A complete copy of the entries, exactly as written, is the expected result.

··· Dataset extract ···

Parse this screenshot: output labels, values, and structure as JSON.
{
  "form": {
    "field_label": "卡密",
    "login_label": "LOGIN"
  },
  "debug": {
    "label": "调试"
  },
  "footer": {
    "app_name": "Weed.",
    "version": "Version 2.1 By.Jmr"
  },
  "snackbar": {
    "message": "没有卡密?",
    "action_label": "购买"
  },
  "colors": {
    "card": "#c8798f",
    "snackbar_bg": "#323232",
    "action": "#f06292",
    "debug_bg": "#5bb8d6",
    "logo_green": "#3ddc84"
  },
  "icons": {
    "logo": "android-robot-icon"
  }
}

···

Solution to the exercise:
Parse this screenshot: output labels, values, and structure as JSON.
{
  "form": {
    "field_label": "卡密",
    "login_label": "LOGIN"
  },
  "debug": {
    "label": "调试"
  },
  "footer": {
    "app_name": "Weed.",
    "version": "Version 2.1 By.Jmr"
  },
  "snackbar": {
    "message": "没有卡密?",
    "action_label": "购买"
  },
  "colors": {
    "card": "#c8798f",
    "snackbar_bg": "#323232",
    "action": "#f06292",
    "debug_bg": "#5bb8d6",
    "logo_green": "#3ddc84"
  },
  "icons": {
    "logo": "android-robot-icon"
  }
}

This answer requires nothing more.